Scientists Behind the Inventors is a book with a mission: It is a tool to recruit young people into the field of science. In his introductory chapter, Burlingame decries the United States’ indifference to basic scientific research, its preoccupation with application, its negative attitude toward scientists, and its lack of recognition of the advances being made by the Soviet Union. He attacks the United States’ ignorance of what was going on in the Soviet Union and praises the Soviet government’s commitment to education and practice of rewarding achievement in research. Writing explicitly in response to the Soviet space program, he calls for more American effort in basic scientific research. He suggests cutting back on extracurricular activities in school so that more time can be spent on science. Recognizing that American young adults cannot be ordered to become scientists, Burlingame offers two reasons that basic scientific research is fascinating: First, there is the excitement of discovering new ideas and phenomena, and second, such research can lead to practical results. There are both personal and societal rewards from basic research.
At the conclusion of the book, Burlingame again addresses the reader, specifically the young adult perhaps on the threshold of a career in science who is tempted but still not certain. He suspects that it is the fear of the routine nature of scientific research that is holding this person back. Burlingame responds by quoting Einstein’s comparison of the most beautiful with the mysterious, as well as Einstein’s belief that the mysterious is the source of true science.

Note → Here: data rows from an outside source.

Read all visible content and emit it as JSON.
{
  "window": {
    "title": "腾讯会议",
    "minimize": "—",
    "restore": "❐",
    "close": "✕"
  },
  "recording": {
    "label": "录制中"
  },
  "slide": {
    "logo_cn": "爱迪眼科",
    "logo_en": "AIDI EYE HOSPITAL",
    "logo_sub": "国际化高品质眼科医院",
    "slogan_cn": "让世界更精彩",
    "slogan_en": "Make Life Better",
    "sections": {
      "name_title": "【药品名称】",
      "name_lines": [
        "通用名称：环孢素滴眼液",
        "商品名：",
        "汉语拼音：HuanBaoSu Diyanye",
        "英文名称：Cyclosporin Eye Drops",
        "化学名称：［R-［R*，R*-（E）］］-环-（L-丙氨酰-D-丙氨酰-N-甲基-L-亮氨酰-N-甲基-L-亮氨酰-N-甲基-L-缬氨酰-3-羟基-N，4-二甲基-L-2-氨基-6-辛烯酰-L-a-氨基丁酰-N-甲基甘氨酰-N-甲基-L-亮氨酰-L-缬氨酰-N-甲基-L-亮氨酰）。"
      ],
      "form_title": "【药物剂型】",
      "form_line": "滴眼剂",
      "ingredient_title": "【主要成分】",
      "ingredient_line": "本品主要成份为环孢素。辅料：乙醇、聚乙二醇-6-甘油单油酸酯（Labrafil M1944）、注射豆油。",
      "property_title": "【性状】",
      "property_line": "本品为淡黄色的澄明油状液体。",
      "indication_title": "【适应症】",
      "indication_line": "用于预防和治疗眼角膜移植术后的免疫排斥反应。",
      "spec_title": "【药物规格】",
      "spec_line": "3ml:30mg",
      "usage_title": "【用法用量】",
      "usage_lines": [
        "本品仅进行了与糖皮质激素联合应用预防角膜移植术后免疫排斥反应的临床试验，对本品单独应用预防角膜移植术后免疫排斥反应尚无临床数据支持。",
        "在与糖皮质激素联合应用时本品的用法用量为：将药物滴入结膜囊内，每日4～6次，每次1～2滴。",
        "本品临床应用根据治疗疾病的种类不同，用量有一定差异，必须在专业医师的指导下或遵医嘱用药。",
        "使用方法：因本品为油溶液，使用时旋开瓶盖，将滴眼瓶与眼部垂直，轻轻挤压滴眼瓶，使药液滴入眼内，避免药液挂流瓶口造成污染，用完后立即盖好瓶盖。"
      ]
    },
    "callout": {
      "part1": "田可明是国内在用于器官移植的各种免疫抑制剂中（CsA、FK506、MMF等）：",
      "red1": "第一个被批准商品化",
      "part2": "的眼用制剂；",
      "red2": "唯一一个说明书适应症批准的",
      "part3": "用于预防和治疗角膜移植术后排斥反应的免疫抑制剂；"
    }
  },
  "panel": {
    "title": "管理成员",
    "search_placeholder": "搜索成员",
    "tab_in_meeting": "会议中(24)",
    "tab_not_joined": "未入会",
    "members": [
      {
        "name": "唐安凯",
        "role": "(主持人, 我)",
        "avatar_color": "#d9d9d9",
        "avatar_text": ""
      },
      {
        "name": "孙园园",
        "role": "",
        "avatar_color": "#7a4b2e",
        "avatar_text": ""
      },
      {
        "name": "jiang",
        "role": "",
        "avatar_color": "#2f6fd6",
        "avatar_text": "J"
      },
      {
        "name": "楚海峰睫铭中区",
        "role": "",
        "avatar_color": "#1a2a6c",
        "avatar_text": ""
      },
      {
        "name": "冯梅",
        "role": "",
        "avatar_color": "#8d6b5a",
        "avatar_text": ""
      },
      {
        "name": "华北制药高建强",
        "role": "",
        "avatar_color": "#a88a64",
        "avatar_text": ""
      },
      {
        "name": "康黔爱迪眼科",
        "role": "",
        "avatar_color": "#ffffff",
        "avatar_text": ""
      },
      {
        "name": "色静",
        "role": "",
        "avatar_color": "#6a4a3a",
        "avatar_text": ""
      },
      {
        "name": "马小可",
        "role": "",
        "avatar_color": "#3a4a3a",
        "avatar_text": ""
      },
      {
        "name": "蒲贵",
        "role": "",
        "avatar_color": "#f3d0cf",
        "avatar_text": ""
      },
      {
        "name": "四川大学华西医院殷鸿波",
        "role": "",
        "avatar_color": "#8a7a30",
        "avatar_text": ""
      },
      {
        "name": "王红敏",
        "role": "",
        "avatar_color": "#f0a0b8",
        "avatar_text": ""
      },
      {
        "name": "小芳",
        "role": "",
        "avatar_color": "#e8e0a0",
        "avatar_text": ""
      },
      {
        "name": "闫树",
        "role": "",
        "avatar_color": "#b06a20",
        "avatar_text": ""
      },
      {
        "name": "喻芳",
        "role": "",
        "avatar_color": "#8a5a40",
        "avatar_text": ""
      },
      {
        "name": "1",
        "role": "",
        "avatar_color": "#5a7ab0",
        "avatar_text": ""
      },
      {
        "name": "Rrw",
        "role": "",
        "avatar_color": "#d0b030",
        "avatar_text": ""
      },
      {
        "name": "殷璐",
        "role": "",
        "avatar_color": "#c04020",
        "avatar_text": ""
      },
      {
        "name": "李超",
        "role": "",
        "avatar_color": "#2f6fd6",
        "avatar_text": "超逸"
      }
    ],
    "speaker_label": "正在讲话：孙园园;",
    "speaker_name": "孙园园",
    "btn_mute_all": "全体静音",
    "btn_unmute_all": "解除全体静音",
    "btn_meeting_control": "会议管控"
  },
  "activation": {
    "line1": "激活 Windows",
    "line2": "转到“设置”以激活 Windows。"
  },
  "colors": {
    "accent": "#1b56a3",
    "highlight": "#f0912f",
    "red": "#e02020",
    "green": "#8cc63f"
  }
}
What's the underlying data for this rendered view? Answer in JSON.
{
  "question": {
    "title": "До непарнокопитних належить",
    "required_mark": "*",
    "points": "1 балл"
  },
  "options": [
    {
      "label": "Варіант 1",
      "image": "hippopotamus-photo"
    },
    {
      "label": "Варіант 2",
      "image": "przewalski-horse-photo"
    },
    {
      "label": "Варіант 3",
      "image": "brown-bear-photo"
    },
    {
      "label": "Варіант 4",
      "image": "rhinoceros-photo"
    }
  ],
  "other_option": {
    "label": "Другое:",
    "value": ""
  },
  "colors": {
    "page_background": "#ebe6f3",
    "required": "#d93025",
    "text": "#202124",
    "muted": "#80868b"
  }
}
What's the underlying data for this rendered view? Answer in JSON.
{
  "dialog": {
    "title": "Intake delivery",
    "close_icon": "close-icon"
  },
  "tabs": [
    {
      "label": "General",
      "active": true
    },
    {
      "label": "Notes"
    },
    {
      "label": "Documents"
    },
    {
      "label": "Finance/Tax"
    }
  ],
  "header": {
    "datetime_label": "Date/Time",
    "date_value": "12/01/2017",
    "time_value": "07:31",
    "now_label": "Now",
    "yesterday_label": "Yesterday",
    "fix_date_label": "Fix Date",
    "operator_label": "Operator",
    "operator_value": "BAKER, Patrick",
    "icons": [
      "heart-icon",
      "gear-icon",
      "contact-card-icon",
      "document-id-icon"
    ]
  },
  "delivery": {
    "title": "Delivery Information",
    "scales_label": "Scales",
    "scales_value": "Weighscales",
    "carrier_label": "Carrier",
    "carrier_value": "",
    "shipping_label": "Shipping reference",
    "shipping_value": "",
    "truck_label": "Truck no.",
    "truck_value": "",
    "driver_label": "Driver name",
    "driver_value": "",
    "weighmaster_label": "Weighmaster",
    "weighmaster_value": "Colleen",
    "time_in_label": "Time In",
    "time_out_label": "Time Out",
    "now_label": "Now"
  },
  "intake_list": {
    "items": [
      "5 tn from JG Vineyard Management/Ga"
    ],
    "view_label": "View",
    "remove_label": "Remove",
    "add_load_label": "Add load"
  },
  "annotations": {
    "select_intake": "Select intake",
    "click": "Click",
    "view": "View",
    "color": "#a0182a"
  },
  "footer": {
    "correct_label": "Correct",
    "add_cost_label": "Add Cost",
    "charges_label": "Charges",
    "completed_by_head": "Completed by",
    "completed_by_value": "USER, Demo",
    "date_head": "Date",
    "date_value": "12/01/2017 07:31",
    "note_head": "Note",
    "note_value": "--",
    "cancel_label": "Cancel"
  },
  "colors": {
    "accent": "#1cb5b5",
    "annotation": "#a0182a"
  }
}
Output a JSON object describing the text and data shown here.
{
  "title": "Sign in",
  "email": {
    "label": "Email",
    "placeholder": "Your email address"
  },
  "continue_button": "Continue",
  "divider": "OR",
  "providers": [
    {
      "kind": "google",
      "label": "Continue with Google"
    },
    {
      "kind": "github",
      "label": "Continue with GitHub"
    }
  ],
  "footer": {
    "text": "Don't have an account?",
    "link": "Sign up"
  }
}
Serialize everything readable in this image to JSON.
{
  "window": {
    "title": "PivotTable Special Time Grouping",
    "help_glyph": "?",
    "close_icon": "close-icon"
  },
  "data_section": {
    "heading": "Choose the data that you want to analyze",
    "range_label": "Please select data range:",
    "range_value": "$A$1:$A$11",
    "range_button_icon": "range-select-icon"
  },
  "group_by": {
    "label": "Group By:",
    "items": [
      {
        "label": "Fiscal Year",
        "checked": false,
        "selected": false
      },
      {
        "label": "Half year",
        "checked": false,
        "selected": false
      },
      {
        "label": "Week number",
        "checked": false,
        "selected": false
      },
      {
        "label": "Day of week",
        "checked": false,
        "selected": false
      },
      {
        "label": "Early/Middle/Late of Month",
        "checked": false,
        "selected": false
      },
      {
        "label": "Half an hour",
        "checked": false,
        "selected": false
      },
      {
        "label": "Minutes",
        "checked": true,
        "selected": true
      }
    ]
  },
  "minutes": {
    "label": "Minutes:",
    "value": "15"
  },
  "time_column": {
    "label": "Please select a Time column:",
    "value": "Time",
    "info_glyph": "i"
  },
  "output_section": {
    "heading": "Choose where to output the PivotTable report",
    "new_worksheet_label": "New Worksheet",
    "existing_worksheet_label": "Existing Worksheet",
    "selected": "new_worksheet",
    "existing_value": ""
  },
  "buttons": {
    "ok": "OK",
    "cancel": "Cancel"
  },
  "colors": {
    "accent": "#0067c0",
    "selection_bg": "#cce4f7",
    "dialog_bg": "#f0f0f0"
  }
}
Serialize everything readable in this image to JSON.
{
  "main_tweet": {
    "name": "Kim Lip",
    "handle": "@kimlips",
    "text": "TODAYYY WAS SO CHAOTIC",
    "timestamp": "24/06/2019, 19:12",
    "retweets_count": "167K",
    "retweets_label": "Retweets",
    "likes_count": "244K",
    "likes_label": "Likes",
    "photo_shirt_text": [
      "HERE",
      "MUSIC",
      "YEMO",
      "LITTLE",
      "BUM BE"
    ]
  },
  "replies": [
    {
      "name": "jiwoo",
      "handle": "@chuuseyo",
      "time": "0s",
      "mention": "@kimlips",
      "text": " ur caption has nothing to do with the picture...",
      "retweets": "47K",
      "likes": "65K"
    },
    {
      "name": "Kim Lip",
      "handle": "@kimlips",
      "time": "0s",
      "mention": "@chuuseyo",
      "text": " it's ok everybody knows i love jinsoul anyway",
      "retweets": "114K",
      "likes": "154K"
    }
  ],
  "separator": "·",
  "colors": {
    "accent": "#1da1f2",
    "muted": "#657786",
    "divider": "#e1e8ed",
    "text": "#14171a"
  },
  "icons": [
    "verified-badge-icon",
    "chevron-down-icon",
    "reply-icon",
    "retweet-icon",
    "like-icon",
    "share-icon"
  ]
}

By linking science with the mysterious, and ultimately with the most beautiful things experienced by humans, Burlingame hopes to persuade the reader that scientific research can be pleasurable.
The seven biographical accounts all emphasize the twin themes of the thrill of discovery and the practical applications of those discoveries for the human race. Some chapters conclude by reiterating how wonderful and rewarding the lives of the scientists had been. The chapter on the Curies, for example, concludes that their story was “a fairy tale beyond [Marie Curie’s] most fanciful dreams.” Others re-emphasize the practical contributions of these scientists, especially to the growth of the United States.
A third theme, hinted at in the introduction, is the normality of scientists. Burlingame goes out of his way to emphasize that these individuals were “wholly normal”—there was “nothing ‘longhaired’ or eccentric” about them. They are described as being popular with their peers and members of...
(The entire section is 624 words.)